Make us your home page
Instagram

Today’s top headlines delivered to you daily.

(View our Privacy Policy)

Lost during Argentina's 'dirty war,' grandson emerges (w/video)

BUENOS AIRES, Argentina — A music teacher in Argentina emerged in public Friday after being thrust into the limelight as a symbol of his country's reckoning with the brutal dictatorship of the 1970s and 1980s.

Ignacio Hurban introduced himself to the public as the long-sought grandson of Estela de Carlotto, a human rights activist who has spent the past 36 years searching for him and other children taken from their parents during the country's "dirty war."

Hurban, 36, said he decided to have his DNA tested and compared to samples in a database of families of leftists and other government opponents who were killed or disappeared during the 1976-83 dictatorship.

The results linked him to de Carlotto, whose daughter, Laura, a university activist, was executed in a clandestine military jail in August 1978, two months after she had given birth.

Hurban, from the small city of Olavarria, urged others who may wonder about their heritage to come forward and help resolve the fate of about 400 more children whose whereabouts remain unknown.

He brushed aside attempts to find out about his adoption, telling reporters he was brought up "by an extraordinary couple with the greatest of love."

During the dictatorship, children of the regime's opponents were taken and given to families sympathetic to the regime.

Ignacio Hurban, 36, makes his first public appearance Friday since he was identified.
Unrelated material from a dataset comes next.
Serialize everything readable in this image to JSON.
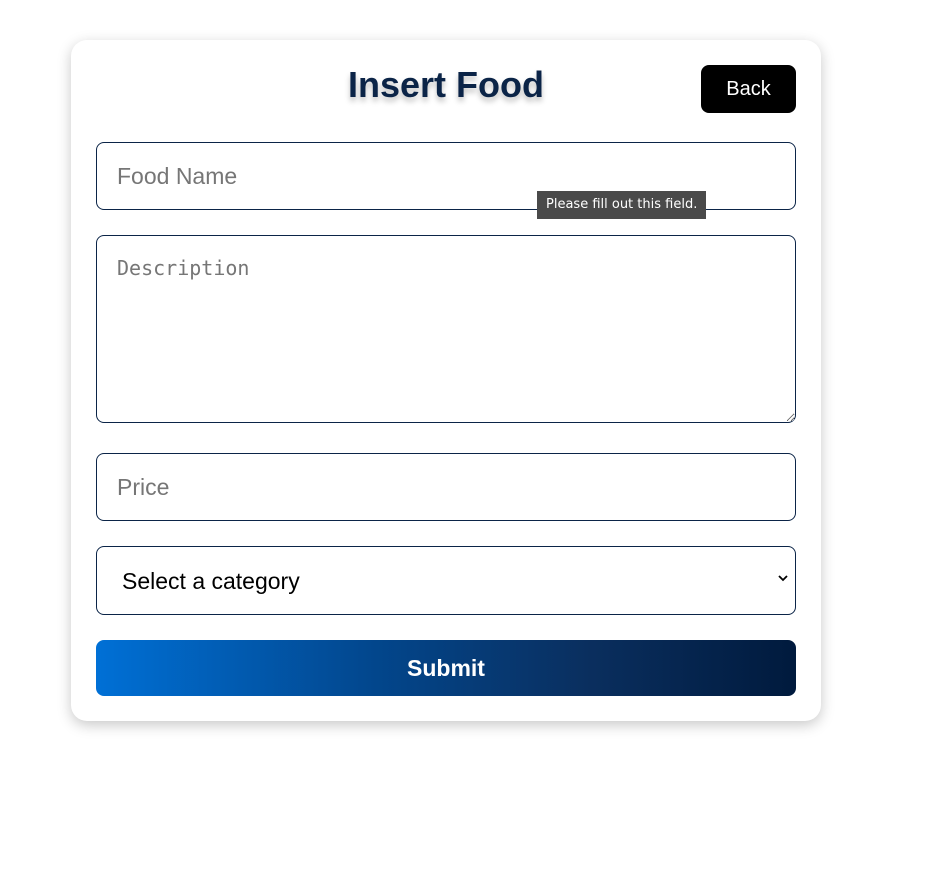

Ignacio Hurban, 36, makes his first public appearance Friday since he was identified.

Lost during Argentina's 'dirty war,' grandson emerges (w/video) 08/08/14 [Last modified: Friday, August 8, 2014 8:59pm]
Photo reprints | Article reprints

Copyright: For copyright information, please check with the distributor of this item, Associated Press.
    

Join the discussion: Click to view comments, add yours

Loading...
  1. Search for missing Army helicopter crew suspended in Hawaii

    Military

    HONOLULU — Officials have suspended the search for five Army soldiers who were aboard a helicopter that crashed during offshore training in Hawaii last week.

    Water safety officials hand over possible debris from an Army UH-60 Black Hawk helicopter crash to military personnel stationed at a command center in a harbor, Wednesday in Haleiwa, Hawaii, a day after. an Army helicopter with five on board crashed several miles off Oahu's North Shore. Officials  suspended the search for five Army soldiers in a helicopter crash during offshore training in Hawaii on Monday. [Associated Press]
  2. Rubio praises Trump for 'excellent' speech on Afghanistan

    Blogs

    Sen. Marco Rubio praised President Donald Trump's "excellent" speech on Afghanistan. Sen. Bill Nelson was less effusive but agreed with the goal.

  3. Gov. Rick Scott blasts report of shifting words on Charlottesville

    Blogs

    Gov. Rick Scott, one of the most scripted politicians in modern Florida history, said Monday that "both sides” bear blame for Charlottesville.

  4. Record $417 million awarded in lawsuit linking baby powder to cancer

    Nation

    LOS ANGELES — A Los Angeles jury on Monday ordered Johnson & Johnson to pay a record $417 million to a hospitalized woman who claimed in a lawsuit that the talc in the company's iconic baby powder causes ovarian cancer when applied regularly for feminine hygiene.

    A bottle of Johnson's baby powder is displayed. On Monday, Aug. 21, 2017, a Los Angeles County Superior Court spokeswoman confirmed that a jury has ordered Johnson & Johnson to pay $417 million in a case to a woman who claimed in a lawsuit that the talc in the company's iconic baby powder causes ovarian cancer when applied regularly for feminine hygiene. [Associated Press]
  5. Search under way for missing sailors; Navy chief orders inquiry

    Military

    SINGAPORE — The U.S. Navy ordered a broad investigation Monday into the performance and readiness of the Pacific-based 7th Fleet after the USS John S. McCain collided with an oil tanker in Southeast Asian waters, leaving 10 U.S. sailors missing and others injured.

    Damage is visible as the USS John S. McCain steers toward Singapore’s naval base on Monday.